_What you have to do_
Could you output the entries that follow exactly, omitting any pictures they contain?

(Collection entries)
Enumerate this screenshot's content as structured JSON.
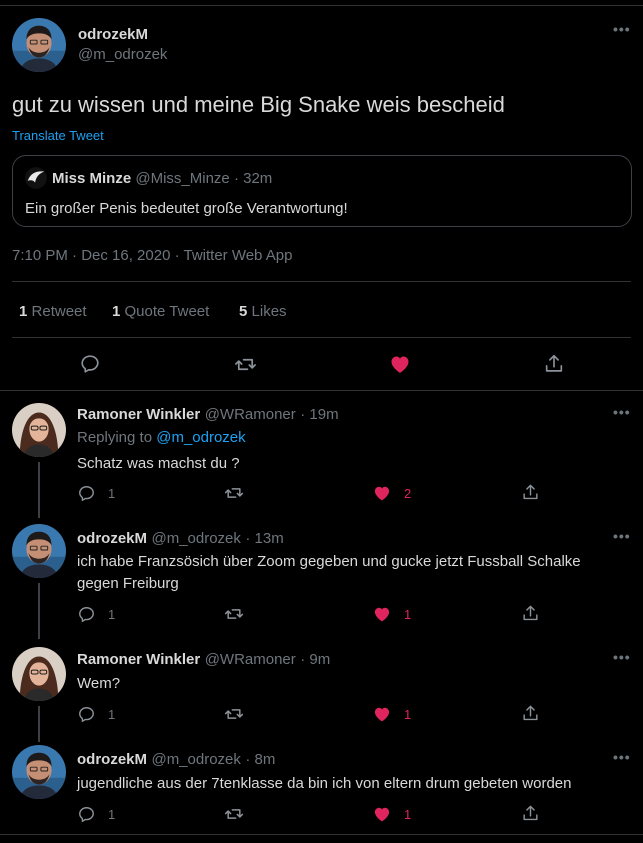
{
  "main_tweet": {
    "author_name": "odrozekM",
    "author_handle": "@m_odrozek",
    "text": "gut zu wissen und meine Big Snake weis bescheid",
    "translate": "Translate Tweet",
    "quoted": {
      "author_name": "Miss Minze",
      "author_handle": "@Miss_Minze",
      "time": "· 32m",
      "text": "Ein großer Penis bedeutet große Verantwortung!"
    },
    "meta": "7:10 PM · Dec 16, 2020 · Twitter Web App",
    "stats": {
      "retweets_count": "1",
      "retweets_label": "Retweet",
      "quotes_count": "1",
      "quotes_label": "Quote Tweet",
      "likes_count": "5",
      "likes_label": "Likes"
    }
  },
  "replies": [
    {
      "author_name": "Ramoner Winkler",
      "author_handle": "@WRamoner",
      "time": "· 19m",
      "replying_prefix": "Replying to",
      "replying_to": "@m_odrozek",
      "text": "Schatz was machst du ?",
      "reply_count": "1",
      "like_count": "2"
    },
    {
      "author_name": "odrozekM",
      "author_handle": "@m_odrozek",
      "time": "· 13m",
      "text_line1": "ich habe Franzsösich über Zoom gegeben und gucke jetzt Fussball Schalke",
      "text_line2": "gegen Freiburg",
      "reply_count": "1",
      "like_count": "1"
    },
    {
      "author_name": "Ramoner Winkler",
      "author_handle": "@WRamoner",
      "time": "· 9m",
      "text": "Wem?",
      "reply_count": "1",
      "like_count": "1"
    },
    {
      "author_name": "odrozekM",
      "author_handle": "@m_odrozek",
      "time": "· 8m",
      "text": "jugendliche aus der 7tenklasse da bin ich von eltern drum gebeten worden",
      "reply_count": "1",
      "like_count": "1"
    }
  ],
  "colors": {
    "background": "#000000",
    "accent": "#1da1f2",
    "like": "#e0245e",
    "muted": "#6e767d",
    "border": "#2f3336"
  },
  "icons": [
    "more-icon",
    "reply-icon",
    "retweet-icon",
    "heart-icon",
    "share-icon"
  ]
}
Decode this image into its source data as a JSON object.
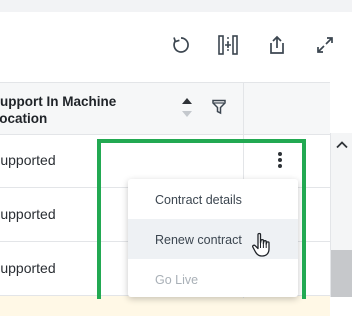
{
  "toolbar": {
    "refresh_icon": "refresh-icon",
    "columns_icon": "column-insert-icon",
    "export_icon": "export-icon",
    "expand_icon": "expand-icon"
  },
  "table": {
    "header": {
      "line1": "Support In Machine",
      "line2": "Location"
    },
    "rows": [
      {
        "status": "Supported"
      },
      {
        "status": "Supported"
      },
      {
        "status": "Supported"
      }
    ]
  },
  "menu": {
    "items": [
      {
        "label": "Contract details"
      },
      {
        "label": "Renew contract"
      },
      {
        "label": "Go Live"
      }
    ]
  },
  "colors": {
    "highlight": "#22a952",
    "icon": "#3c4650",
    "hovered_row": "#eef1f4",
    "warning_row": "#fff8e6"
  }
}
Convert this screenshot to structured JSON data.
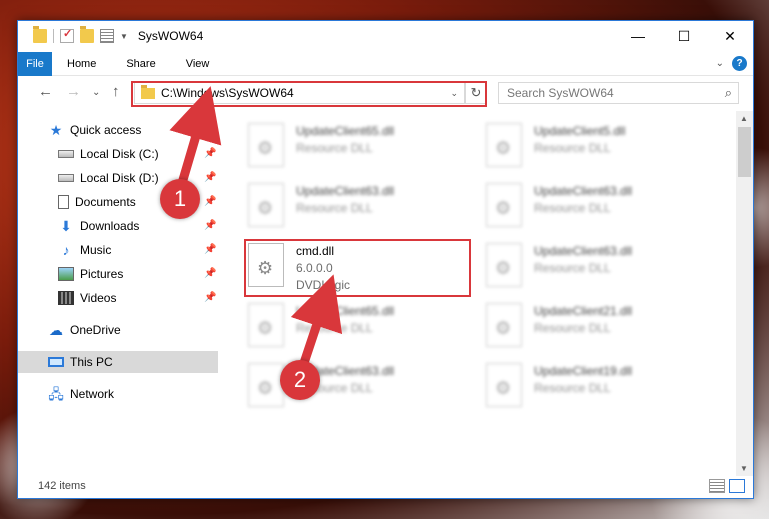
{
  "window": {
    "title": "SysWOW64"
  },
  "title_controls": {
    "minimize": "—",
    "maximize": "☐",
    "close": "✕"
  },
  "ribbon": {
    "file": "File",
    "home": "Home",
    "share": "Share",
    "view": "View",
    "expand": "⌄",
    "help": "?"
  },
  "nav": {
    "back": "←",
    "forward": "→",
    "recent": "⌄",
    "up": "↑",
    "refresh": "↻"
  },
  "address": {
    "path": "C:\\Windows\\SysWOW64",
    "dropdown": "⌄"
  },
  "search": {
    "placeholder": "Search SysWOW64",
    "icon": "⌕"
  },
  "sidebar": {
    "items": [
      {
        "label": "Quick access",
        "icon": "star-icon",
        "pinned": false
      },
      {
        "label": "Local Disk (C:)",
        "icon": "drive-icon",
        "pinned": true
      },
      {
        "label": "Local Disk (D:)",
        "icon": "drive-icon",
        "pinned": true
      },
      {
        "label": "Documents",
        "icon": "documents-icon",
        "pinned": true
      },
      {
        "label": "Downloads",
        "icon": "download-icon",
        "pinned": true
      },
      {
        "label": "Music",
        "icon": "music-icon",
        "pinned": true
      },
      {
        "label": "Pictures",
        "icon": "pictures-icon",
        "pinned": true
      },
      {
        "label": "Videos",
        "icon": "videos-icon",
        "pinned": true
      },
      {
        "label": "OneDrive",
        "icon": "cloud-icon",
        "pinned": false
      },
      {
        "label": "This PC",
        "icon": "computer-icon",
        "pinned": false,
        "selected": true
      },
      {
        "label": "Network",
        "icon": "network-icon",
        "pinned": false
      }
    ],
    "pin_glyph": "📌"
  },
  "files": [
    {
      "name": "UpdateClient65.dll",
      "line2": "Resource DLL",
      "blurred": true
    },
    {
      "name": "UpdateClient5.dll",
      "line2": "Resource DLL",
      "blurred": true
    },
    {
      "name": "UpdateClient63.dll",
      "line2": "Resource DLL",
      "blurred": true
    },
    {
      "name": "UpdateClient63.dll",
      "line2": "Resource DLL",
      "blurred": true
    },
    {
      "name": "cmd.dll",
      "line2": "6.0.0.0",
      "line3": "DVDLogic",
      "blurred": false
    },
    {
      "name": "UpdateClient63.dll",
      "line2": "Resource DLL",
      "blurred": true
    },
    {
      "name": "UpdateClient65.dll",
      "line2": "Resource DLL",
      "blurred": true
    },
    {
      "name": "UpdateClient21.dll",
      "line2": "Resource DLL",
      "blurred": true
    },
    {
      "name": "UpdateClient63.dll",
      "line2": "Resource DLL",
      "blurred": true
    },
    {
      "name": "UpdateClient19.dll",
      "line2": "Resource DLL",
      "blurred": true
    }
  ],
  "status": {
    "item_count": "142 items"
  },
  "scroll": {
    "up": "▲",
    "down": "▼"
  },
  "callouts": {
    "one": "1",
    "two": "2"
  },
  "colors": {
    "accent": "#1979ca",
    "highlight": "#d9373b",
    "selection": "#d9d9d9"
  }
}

_Answer section_
Enumerate this screenshot's content as structured JSON.
{
  "main_tweet": {
    "author_name": "odrozekM",
    "author_handle": "@m_odrozek",
    "text": "gut zu wissen und meine Big Snake weis bescheid",
    "translate": "Translate Tweet",
    "quoted": {
      "author_name": "Miss Minze",
      "author_handle": "@Miss_Minze",
      "time": "· 32m",
      "text": "Ein großer Penis bedeutet große Verantwortung!"
    },
    "meta": "7:10 PM · Dec 16, 2020 · Twitter Web App",
    "stats": {
      "retweets_count": "1",
      "retweets_label": "Retweet",
      "quotes_count": "1",
      "quotes_label": "Quote Tweet",
      "likes_count": "5",
      "likes_label": "Likes"
    }
  },
  "replies": [
    {
      "author_name": "Ramoner Winkler",
      "author_handle": "@WRamoner",
      "time": "· 19m",
      "replying_prefix": "Replying to",
      "replying_to": "@m_odrozek",
      "text": "Schatz was machst du ?",
      "reply_count": "1",
      "like_count": "2"
    },
    {
      "author_name": "odrozekM",
      "author_handle": "@m_odrozek",
      "time": "· 13m",
      "text_line1": "ich habe Franzsösich über Zoom gegeben und gucke jetzt Fussball Schalke",
      "text_line2": "gegen Freiburg",
      "reply_count": "1",
      "like_count": "1"
    },
    {
      "author_name": "Ramoner Winkler",
      "author_handle": "@WRamoner",
      "time": "· 9m",
      "text": "Wem?",
      "reply_count": "1",
      "like_count": "1"
    },
    {
      "author_name": "odrozekM",
      "author_handle": "@m_odrozek",
      "time": "· 8m",
      "text": "jugendliche aus der 7tenklasse da bin ich von eltern drum gebeten worden",
      "reply_count": "1",
      "like_count": "1"
    }
  ],
  "colors": {
    "background": "#000000",
    "accent": "#1da1f2",
    "like": "#e0245e",
    "muted": "#6e767d",
    "border": "#2f3336"
  },
  "icons": [
    "more-icon",
    "reply-icon",
    "retweet-icon",
    "heart-icon",
    "share-icon"
  ]
}
Decode this image into its source data as a JSON object.
{
  "toolbar": {
    "refresh_icon": "refresh-icon",
    "columns_icon": "column-insert-icon",
    "export_icon": "export-icon",
    "expand_icon": "expand-icon"
  },
  "table": {
    "header": {
      "line1": "Support In Machine",
      "line2": "Location"
    },
    "rows": [
      {
        "status": "Supported"
      },
      {
        "status": "Supported"
      },
      {
        "status": "Supported"
      }
    ]
  },
  "menu": {
    "items": [
      {
        "label": "Contract details"
      },
      {
        "label": "Renew contract"
      },
      {
        "label": "Go Live"
      }
    ]
  },
  "colors": {
    "highlight": "#22a952",
    "icon": "#3c4650",
    "hovered_row": "#eef1f4",
    "warning_row": "#fff8e6"
  }
}
Convert this screenshot to structured JSON data.
{
  "window": {
    "title": "SysWOW64"
  },
  "title_controls": {
    "minimize": "—",
    "maximize": "☐",
    "close": "✕"
  },
  "ribbon": {
    "file": "File",
    "home": "Home",
    "share": "Share",
    "view": "View",
    "expand": "⌄",
    "help": "?"
  },
  "nav": {
    "back": "←",
    "forward": "→",
    "recent": "⌄",
    "up": "↑",
    "refresh": "↻"
  },
  "address": {
    "path": "C:\\Windows\\SysWOW64",
    "dropdown": "⌄"
  },
  "search": {
    "placeholder": "Search SysWOW64",
    "icon": "⌕"
  },
  "sidebar": {
    "items": [
      {
        "label": "Quick access",
        "icon": "star-icon",
        "pinned": false
      },
      {
        "label": "Local Disk (C:)",
        "icon": "drive-icon",
        "pinned": true
      },
      {
        "label": "Local Disk (D:)",
        "icon": "drive-icon",
        "pinned": true
      },
      {
        "label": "Documents",
        "icon": "documents-icon",
        "pinned": true
      },
      {
        "label": "Downloads",
        "icon": "download-icon",
        "pinned": true
      },
      {
        "label": "Music",
        "icon": "music-icon",
        "pinned": true
      },
      {
        "label": "Pictures",
        "icon": "pictures-icon",
        "pinned": true
      },
      {
        "label": "Videos",
        "icon": "videos-icon",
        "pinned": true
      },
      {
        "label": "OneDrive",
        "icon": "cloud-icon",
        "pinned": false
      },
      {
        "label": "This PC",
        "icon": "computer-icon",
        "pinned": false,
        "selected": true
      },
      {
        "label": "Network",
        "icon": "network-icon",
        "pinned": false
      }
    ],
    "pin_glyph": "📌"
  },
  "files": [
    {
      "name": "UpdateClient65.dll",
      "line2": "Resource DLL",
      "blurred": true
    },
    {
      "name": "UpdateClient5.dll",
      "line2": "Resource DLL",
      "blurred": true
    },
    {
      "name": "UpdateClient63.dll",
      "line2": "Resource DLL",
      "blurred": true
    },
    {
      "name": "UpdateClient63.dll",
      "line2": "Resource DLL",
      "blurred": true
    },
    {
      "name": "cmd.dll",
      "line2": "6.0.0.0",
      "line3": "DVDLogic",
      "blurred": false
    },
    {
      "name": "UpdateClient63.dll",
      "line2": "Resource DLL",
      "blurred": true
    },
    {
      "name": "UpdateClient65.dll",
      "line2": "Resource DLL",
      "blurred": true
    },
    {
      "name": "UpdateClient21.dll",
      "line2": "Resource DLL",
      "blurred": true
    },
    {
      "name": "UpdateClient63.dll",
      "line2": "Resource DLL",
      "blurred": true
    },
    {
      "name": "UpdateClient19.dll",
      "line2": "Resource DLL",
      "blurred": true
    }
  ],
  "status": {
    "item_count": "142 items"
  },
  "scroll": {
    "up": "▲",
    "down": "▼"
  },
  "callouts": {
    "one": "1",
    "two": "2"
  },
  "colors": {
    "accent": "#1979ca",
    "highlight": "#d9373b",
    "selection": "#d9d9d9"
  }
}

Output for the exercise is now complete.